“Tokarczuk is a writer of wonderful wit, imagination and literary panache,” Lisa Appignanesi, who led the panel of judges, said in a statement.  She added that the novel “flies us through a galaxy of departures and arrivals, stories and digressions, all the while exploring matters close to the contemporary and human predicament — where only plastic escapes mortality.”

The £50,000 prize for best translated fiction from around the world will be shared with translator Jennifer Croft.
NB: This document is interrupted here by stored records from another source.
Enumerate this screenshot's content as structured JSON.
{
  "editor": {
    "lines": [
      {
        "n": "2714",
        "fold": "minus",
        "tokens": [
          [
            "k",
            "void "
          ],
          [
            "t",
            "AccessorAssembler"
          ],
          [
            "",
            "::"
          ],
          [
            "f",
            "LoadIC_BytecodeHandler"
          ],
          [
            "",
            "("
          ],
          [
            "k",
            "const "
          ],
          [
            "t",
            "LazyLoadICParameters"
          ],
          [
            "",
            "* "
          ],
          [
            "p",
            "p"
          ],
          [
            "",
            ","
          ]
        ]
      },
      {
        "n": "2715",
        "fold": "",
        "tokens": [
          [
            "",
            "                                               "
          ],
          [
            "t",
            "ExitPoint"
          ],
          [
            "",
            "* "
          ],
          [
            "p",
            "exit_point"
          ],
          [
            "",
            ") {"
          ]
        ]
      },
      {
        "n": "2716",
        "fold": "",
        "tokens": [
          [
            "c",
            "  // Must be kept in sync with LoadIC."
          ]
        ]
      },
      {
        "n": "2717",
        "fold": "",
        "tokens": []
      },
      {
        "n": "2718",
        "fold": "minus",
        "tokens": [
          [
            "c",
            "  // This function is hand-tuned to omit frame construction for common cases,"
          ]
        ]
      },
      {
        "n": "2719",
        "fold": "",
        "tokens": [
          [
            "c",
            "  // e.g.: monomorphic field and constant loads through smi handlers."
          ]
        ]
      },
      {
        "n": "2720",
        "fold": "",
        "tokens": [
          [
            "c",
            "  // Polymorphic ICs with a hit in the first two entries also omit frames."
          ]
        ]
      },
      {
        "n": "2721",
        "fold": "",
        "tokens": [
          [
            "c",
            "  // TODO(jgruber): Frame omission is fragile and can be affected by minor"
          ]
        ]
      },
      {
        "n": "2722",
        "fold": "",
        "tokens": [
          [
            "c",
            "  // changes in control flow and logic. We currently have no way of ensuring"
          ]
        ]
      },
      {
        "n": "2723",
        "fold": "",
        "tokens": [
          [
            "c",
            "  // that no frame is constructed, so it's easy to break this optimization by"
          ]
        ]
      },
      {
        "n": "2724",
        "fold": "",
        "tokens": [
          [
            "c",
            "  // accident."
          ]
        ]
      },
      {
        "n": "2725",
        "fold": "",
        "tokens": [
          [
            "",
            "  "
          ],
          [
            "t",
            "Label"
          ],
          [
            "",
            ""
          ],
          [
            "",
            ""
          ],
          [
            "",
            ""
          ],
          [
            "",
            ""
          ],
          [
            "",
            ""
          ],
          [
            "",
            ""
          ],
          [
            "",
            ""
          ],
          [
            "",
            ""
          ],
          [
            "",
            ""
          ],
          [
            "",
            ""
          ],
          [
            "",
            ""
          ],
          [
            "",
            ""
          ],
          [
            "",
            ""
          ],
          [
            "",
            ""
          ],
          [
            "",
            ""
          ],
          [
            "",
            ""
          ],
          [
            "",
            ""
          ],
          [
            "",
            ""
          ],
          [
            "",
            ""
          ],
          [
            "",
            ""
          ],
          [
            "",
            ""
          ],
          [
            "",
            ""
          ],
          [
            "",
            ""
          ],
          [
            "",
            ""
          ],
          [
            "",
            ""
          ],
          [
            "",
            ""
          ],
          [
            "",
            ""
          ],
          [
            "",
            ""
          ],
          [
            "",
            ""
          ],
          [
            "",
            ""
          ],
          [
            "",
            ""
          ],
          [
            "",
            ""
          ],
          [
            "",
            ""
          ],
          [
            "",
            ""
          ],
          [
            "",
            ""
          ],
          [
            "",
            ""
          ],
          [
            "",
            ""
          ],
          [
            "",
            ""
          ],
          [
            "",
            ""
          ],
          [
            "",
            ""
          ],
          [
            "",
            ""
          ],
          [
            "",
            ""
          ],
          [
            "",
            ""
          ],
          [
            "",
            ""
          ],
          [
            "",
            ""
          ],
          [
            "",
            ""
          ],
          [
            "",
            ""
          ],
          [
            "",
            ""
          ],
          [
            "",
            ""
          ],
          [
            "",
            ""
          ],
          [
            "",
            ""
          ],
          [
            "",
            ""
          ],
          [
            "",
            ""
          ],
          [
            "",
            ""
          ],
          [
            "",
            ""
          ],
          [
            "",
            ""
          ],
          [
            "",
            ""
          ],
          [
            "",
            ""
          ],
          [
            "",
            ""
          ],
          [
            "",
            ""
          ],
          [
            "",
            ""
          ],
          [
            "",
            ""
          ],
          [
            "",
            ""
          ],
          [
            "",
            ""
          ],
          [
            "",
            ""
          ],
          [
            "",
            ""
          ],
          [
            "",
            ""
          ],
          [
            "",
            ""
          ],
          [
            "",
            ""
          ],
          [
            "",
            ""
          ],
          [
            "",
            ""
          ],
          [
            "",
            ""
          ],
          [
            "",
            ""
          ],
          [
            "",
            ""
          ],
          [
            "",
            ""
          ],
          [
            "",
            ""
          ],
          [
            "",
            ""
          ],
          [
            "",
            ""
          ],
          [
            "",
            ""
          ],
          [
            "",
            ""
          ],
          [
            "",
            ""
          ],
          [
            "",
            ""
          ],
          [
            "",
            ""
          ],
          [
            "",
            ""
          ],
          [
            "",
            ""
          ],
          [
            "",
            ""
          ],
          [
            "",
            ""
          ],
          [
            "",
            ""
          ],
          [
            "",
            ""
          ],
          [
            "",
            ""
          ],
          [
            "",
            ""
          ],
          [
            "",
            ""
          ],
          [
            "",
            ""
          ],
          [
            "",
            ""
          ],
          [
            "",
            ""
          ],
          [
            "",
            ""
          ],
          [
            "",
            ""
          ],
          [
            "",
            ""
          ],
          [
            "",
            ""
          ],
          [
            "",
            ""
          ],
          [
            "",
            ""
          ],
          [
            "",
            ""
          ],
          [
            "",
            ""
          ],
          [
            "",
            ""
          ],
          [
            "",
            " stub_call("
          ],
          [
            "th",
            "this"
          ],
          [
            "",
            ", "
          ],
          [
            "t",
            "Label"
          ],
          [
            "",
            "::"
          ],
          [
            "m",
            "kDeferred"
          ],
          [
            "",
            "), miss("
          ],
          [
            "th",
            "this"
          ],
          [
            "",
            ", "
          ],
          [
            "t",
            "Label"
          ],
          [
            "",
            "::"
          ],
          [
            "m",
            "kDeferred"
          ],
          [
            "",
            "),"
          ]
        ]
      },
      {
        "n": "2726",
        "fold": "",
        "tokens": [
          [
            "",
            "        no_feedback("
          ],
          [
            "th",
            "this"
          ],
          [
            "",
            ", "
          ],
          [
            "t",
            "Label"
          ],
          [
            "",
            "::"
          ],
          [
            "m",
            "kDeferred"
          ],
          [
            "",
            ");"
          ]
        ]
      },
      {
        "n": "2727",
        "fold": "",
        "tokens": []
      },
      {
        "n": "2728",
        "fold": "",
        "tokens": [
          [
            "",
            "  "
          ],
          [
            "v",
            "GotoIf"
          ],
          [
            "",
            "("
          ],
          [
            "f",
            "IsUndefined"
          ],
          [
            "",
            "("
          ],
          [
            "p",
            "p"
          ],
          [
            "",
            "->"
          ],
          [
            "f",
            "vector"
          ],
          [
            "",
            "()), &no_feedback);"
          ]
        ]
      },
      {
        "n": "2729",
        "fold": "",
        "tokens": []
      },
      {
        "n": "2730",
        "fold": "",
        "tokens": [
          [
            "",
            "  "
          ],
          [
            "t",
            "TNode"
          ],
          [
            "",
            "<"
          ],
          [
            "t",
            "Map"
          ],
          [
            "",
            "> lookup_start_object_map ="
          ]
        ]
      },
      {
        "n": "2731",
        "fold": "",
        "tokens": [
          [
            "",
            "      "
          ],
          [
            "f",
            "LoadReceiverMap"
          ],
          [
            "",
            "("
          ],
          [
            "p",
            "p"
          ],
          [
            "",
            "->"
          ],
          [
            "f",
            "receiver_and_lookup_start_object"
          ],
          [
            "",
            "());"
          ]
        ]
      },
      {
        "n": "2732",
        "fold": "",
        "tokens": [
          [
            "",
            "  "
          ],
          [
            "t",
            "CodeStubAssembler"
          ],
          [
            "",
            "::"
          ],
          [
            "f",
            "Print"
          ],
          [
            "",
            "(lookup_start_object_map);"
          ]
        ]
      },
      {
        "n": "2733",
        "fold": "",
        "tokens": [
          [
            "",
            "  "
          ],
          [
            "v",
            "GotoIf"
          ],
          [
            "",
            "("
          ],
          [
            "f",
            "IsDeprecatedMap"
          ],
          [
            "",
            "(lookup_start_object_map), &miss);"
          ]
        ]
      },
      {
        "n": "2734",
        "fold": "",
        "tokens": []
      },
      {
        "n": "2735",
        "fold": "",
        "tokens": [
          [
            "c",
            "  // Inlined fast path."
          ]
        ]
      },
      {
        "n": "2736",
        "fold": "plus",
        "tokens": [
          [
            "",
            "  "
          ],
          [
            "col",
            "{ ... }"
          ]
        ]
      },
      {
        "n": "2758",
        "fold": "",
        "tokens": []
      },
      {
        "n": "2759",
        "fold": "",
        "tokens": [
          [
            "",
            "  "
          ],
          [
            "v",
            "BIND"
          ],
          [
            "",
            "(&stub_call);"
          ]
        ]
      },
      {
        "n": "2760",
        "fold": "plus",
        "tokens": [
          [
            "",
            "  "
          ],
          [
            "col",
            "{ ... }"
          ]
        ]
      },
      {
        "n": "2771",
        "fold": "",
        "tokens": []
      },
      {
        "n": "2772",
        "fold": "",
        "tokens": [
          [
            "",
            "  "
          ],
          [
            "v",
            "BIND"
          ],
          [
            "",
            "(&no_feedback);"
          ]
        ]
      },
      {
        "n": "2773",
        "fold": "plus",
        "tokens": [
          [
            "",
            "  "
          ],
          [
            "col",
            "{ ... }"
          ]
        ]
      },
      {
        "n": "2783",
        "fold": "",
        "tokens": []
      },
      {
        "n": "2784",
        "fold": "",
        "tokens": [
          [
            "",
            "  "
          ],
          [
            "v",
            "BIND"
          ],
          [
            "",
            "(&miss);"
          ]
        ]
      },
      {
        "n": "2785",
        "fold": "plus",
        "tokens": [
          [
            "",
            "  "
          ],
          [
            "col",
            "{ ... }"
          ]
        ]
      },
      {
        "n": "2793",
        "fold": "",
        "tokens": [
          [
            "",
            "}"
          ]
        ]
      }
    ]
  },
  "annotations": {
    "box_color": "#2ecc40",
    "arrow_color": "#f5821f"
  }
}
I heard the news from an unusual source: the boyfriend of Jennifer Croft is my colleague and editor at the Los Angeles Review of Books, Boris Dralyuk. We’ve written about him here and here. He’s over the moon, obviously and almost literally, as he’d just flown from Los Angeles when we exchanged messages, and 30,000 feet is as close as any of us will get to that chilly orb.

Wise words from Daniel

It was cheering news to others who attended the ceremony as well. Daniel Medin of the American University in Paris wrote me: “I’m delighted by the result. Flights is an original and formally adventurous novel. Great translation, too.” Daniel is associate director of the AUP’s Center for Writers and Translators and one of the editors of its Cahiers Series. He is also co-editor of Music & Literature magazine and a contributing editor to The White Review. He also tells me he’s now on the jury for the Berlin-based Haus der Kulturen der Welt  Internationaler Literaturpreis. (We’ve written about him here and here.)

He continued, “I’ve taught an earlier novel by Tokarczuk – also in a wonderful translation, in this case by Antonia Lloyd-Jones – in my course on Central European literature and history. Her fiction clearly belongs in that tradition.”

Boris at Pushkin House

But in the applause for the author (and in this case translator, too), many forget the role of the publisher. Not Daniel, who also had praise for Fitzcarraldo Editions and its founding publisher Jacques Testard, with whom he has worked closely at The White Review for many years. “He is the best thing that has happened to the anglophone literary world in years. Firstly, for co-founding The White Review, which helped launch the careers of so many compelling English-language writers in the UK and in translation. Then, for Fitzcarraldo, which has brought the work of intrepid writers like John Keene, Kate Briggs and Claire-Louise Bennett to a larger audience. These are the first three that came to mind but his list is strong across the board, and includes of course many works in translation.

“It’s extraordinary that his books have won the Nobel and Man Booker International within a few years of launching. The best part’s that this is only the beginning. Jacques is playing the long game: his first translated title was by Mathias Enard, a finalist last year who will be eligible with his forthcoming novel, Tell Them of Battles, Kings, and Elephants.

“Fitzcarraldo should be competitive next year with Esther Kinsky‘s remarkable novel, River. (Incidentally, Kinsky translated Flights into German and won a major prize for her rendering of Tokarczuk’s House of Day, House of Night.)”

And Boris was doing double-time, too: during his week in London, he celebrated his new Ten Poems from Russia (Candlestick Press) with a reading at the Pushkin House.

Author and translator (Photo: Janie Airey/Man Booker Prize)